AROUND 150 fire service jobs will be lost in Merseyside as it struggles with a £10m government funding cut.
Ninety firefighter posts will be shed and at least 57 support roles put at risk of compulsory redundancy under budget proposals set to be approved next Tuesday.
Ten closure-threatened stations are likely to be spared but the number of fire engines spread across the county will fall – causing a 2½-minute rise in the time it takes for a second engine to reach an emergency.
Chief fire officer Dan Stephens admitted the £10m cull in funding was “as good as could have been expected”. The service, which dealt with a £9.5m deficit imposed in 2011, feared a worst-case scenario of £17m.
Mr Stephens said: “I would rather be in a position where we had to make no cuts. But it is a simple fact that we will have to lose people.
“You can’t take £19.5m from a budget of £70m and expect that things will stay the same.”
Under the budget proposals, the cuts will see £7m stripped from the service’s prevention arm – such as fire safety awareness and advocacy work – leading to at least 57 job losses from a pool of around 300 staff.
The remaining £3m would be culled from the fire service’s response arm – with around 90 firefighter posts lost and the number of fire engines falling to 28, down from 42 in 2011.
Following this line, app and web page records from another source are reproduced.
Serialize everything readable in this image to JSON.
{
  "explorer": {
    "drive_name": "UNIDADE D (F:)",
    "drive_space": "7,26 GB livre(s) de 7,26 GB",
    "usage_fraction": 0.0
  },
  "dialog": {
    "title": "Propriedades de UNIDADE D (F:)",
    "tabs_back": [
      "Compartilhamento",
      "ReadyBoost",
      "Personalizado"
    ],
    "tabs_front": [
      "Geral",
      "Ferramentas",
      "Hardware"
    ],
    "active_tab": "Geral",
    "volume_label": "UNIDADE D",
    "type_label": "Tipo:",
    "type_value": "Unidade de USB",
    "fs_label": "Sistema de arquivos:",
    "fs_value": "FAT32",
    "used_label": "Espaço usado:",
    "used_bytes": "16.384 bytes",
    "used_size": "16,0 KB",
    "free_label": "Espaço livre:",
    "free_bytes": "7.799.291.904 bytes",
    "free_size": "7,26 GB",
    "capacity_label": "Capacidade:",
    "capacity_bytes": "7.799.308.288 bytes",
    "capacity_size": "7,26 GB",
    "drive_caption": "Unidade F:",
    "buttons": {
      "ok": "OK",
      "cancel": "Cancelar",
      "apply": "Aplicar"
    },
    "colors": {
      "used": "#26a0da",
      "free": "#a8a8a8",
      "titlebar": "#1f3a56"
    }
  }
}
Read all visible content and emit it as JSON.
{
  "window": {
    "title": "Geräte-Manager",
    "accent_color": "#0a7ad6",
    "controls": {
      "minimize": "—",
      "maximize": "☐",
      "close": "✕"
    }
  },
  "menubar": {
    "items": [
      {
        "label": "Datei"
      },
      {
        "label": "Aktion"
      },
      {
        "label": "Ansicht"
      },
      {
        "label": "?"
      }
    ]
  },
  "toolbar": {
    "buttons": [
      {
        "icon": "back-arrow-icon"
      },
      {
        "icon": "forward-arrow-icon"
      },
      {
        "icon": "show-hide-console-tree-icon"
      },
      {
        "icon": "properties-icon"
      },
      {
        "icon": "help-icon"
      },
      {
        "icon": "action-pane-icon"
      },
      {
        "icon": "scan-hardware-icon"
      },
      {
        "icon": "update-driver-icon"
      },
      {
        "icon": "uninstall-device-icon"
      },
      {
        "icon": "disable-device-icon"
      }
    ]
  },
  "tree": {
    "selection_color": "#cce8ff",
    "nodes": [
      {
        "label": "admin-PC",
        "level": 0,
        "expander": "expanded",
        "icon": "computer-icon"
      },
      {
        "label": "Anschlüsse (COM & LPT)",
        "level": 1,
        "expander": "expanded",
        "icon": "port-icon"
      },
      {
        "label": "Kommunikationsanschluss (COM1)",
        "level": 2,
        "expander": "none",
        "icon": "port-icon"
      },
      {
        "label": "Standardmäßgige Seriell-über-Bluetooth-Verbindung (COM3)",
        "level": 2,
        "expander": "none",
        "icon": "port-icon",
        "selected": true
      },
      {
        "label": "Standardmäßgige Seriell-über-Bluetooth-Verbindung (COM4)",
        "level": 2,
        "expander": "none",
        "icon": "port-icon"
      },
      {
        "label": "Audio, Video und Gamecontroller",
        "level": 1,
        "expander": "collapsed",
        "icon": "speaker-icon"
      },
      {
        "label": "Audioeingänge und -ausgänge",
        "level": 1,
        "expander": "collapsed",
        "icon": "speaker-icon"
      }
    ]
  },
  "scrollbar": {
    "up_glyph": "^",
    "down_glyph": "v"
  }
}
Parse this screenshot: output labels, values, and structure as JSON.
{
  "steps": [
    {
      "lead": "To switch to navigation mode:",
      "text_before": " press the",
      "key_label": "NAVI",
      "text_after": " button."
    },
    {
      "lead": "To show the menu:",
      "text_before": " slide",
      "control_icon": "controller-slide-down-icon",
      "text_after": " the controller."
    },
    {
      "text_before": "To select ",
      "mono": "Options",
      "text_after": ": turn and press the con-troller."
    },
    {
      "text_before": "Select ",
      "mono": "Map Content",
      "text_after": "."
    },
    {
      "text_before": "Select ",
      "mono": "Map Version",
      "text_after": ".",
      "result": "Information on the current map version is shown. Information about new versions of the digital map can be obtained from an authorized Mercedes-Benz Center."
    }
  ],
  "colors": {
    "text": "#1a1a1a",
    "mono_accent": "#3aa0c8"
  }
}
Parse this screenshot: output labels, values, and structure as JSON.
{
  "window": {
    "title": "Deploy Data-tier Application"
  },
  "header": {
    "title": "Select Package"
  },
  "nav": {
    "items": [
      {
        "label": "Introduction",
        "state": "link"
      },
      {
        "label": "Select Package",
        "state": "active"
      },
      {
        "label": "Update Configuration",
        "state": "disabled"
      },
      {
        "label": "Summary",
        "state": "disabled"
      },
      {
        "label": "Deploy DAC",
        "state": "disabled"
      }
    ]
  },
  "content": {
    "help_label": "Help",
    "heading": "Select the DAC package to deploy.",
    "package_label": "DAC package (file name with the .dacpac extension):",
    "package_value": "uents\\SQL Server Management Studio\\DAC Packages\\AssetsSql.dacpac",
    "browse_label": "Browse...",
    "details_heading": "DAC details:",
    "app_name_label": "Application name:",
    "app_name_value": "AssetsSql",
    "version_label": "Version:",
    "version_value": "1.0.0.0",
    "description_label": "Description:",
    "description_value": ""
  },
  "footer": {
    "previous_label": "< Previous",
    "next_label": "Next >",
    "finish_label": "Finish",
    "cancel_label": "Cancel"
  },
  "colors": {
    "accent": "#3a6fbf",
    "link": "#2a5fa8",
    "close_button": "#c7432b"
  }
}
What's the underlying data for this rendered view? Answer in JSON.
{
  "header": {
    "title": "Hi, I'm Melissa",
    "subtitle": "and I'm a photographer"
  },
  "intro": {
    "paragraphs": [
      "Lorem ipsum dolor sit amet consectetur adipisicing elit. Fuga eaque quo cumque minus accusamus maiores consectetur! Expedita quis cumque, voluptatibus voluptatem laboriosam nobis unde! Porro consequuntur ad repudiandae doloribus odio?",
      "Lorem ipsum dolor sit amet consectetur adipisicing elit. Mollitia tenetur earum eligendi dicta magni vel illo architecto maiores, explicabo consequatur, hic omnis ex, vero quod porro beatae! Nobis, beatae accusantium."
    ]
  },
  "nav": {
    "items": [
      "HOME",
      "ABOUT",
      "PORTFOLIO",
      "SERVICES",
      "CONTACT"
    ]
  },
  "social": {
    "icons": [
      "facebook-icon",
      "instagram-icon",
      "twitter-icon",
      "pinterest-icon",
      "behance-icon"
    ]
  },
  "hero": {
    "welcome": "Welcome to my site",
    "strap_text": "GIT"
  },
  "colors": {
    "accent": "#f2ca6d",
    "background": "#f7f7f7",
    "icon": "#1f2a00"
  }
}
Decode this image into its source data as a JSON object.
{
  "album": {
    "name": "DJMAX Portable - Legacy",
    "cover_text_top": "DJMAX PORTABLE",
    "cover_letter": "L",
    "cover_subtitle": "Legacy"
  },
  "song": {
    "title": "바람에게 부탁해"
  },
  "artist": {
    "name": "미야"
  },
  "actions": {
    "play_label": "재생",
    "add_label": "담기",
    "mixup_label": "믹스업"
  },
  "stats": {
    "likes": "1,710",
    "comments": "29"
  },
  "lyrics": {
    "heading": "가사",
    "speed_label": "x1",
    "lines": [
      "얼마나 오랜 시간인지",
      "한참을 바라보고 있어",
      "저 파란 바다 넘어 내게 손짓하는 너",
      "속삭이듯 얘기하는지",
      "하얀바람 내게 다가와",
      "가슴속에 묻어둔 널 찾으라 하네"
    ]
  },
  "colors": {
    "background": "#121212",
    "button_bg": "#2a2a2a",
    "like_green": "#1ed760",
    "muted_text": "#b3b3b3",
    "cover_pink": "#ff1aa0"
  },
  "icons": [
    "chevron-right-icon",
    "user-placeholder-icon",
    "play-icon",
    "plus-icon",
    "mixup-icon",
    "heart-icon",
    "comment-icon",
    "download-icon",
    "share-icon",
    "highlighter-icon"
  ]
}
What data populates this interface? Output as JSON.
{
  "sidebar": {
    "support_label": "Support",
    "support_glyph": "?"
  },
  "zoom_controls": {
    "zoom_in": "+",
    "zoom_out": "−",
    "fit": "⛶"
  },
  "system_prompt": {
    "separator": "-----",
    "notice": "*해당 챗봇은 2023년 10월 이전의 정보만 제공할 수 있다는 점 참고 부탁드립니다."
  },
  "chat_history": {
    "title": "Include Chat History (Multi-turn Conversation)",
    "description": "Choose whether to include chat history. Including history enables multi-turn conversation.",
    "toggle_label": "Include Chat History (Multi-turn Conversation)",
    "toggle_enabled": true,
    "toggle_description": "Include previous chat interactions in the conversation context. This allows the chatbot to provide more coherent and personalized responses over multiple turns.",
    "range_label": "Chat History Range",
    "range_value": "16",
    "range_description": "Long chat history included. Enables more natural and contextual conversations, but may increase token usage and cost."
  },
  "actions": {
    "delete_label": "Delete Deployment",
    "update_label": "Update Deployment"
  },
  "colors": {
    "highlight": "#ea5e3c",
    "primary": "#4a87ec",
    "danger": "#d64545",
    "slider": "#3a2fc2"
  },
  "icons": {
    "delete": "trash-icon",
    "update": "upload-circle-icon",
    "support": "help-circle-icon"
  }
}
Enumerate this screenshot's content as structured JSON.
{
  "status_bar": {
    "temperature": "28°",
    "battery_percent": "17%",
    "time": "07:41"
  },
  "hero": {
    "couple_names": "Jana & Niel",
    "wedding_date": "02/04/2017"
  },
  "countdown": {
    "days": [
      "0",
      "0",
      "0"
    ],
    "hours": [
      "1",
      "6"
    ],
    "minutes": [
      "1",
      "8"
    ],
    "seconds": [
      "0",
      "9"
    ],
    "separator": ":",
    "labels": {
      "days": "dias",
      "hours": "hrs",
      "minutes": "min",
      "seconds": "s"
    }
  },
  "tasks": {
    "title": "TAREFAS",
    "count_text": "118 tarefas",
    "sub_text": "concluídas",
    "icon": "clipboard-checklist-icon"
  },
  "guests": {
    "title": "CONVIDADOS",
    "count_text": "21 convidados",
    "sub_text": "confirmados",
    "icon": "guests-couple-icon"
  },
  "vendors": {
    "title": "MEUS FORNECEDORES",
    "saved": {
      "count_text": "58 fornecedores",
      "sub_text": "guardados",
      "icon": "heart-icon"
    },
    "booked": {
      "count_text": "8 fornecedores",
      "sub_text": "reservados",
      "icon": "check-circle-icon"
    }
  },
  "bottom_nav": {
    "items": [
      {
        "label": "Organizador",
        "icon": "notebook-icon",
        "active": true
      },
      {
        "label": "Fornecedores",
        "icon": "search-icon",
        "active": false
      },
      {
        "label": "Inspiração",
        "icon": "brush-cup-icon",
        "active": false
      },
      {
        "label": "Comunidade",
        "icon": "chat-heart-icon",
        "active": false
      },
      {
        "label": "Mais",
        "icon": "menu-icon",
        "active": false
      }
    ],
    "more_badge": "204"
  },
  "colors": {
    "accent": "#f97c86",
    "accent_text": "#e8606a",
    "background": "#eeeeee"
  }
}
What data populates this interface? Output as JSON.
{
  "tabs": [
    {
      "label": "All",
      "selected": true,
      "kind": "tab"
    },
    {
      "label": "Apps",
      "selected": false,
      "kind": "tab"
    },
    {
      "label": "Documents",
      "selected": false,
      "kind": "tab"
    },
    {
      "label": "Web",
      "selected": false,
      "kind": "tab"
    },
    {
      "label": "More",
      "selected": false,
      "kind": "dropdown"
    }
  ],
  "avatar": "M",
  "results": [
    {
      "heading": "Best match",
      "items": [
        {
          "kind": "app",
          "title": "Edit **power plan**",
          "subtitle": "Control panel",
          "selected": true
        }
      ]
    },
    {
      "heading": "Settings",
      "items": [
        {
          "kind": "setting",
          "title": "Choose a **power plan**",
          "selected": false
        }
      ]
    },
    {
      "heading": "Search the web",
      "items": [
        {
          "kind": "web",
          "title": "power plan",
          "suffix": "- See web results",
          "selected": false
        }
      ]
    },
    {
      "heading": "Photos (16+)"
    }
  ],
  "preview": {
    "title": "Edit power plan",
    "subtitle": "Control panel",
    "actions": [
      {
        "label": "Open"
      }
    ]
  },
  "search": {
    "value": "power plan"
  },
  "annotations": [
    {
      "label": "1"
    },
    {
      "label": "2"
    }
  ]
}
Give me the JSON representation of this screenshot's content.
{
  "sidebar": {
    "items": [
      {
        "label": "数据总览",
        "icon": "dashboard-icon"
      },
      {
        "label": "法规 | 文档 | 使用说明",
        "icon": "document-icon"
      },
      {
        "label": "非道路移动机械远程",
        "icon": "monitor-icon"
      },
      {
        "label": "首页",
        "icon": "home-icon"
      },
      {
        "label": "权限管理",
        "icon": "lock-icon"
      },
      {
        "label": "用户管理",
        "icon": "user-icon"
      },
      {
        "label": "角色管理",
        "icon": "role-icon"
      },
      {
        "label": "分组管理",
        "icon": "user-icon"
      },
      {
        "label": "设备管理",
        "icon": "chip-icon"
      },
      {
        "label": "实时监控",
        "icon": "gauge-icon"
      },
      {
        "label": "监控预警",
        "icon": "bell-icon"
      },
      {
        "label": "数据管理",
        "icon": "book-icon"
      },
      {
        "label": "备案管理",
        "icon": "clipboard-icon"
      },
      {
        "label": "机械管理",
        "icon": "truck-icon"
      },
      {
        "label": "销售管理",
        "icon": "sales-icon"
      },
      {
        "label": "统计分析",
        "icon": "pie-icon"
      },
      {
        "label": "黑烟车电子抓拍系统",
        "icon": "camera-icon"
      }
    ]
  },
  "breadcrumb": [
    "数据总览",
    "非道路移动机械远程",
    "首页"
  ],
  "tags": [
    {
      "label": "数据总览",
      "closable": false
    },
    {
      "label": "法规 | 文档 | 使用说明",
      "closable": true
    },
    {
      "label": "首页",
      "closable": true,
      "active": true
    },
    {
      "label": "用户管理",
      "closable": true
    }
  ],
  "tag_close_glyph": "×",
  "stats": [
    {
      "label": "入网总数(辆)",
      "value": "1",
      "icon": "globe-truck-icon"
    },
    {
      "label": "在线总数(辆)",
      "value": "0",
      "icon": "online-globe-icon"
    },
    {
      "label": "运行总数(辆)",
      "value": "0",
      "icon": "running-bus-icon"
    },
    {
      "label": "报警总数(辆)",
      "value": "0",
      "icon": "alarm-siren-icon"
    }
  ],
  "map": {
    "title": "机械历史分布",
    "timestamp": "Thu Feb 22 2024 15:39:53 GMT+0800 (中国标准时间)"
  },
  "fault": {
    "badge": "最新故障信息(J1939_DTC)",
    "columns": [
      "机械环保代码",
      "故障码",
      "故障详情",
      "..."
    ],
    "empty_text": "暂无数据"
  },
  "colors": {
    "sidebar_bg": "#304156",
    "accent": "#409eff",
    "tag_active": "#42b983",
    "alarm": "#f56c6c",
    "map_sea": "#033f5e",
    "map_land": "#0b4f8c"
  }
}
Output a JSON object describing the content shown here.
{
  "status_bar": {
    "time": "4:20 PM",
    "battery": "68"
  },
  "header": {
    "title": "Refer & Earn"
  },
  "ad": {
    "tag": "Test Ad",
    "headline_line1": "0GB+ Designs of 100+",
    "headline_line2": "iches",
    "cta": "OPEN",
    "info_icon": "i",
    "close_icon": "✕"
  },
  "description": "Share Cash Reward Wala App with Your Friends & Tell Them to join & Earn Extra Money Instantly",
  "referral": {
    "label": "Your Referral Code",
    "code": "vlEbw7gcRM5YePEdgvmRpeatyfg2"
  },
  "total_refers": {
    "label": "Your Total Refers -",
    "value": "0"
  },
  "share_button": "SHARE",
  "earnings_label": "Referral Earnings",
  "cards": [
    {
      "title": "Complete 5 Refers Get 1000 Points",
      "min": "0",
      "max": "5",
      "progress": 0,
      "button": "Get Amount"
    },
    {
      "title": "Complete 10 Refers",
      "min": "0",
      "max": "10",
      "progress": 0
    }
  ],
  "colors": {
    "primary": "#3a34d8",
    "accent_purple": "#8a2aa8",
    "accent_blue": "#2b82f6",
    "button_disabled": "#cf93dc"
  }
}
Two options are then on the table – whether to have one fire engine based at each station, except for two based at Kirkdale and Southport, or to close 10 fire stations and keep more engines at the remaining 16 premises.
While the latter option would save the service an extra £1m a year, the Post understands it is unlikely to be approved.
Mr Stephens said: “Keeping the stations open will keep response times shorter but there will be an impact.